> [Work order] Retype the records below exactly. Leave nothing out.

[Source records]
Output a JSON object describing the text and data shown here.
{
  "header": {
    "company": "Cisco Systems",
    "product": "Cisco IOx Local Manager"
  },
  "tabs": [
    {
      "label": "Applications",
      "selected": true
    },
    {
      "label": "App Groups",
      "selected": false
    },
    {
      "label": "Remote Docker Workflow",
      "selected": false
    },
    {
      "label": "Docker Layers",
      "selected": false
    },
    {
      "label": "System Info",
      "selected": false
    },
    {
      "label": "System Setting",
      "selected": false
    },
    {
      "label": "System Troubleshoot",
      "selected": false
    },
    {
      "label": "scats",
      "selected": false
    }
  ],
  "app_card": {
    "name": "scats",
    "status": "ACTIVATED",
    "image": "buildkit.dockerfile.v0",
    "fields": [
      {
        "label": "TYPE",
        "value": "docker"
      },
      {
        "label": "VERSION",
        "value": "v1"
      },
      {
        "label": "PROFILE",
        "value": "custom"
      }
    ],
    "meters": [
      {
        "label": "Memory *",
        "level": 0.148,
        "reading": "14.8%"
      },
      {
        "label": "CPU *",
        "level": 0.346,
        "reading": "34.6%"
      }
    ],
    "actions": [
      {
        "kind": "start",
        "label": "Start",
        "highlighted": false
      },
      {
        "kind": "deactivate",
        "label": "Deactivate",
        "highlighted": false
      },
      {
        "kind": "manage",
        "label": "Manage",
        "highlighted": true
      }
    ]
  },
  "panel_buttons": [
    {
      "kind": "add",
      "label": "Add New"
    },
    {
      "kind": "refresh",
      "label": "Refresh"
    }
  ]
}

> [Task solution]
Output a JSON object describing the text and data shown here.
{
  "header": {
    "company": "Cisco Systems",
    "product": "Cisco IOx Local Manager"
  },
  "tabs": [
    {
      "label": "Applications",
      "selected": true
    },
    {
      "label": "App Groups",
      "selected": false
    },
    {
      "label": "Remote Docker Workflow",
      "selected": false
    },
    {
      "label": "Docker Layers",
      "selected": false
    },
    {
      "label": "System Info",
      "selected": false
    },
    {
      "label": "System Setting",
      "selected": false
    },
    {
      "label": "System Troubleshoot",
      "selected": false
    },
    {
      "label": "scats",
      "selected": false
    }
  ],
  "app_card": {
    "name": "scats",
    "status": "ACTIVATED",
    "image": "buildkit.dockerfile.v0",
    "fields": [
      {
        "label": "TYPE",
        "value": "docker"
      },
      {
        "label": "VERSION",
        "value": "v1"
      },
      {
        "label": "PROFILE",
        "value": "custom"
      }
    ],
    "meters": [
      {
        "label": "Memory *",
        "level": 0.148,
        "reading": "14.8%"
      },
      {
        "label": "CPU *",
        "level": 0.346,
        "reading": "34.6%"
      }
    ],
    "actions": [
      {
        "kind": "start",
        "label": "Start",
        "highlighted": false
      },
      {
        "kind": "deactivate",
        "label": "Deactivate",
        "highlighted": false
      },
      {
        "kind": "manage",
        "label": "Manage",
        "highlighted": true
      }
    ]
  },
  "panel_buttons": [
    {
      "kind": "add",
      "label": "Add New"
    },
    {
      "kind": "refresh",
      "label": "Refresh"
    }
  ]
}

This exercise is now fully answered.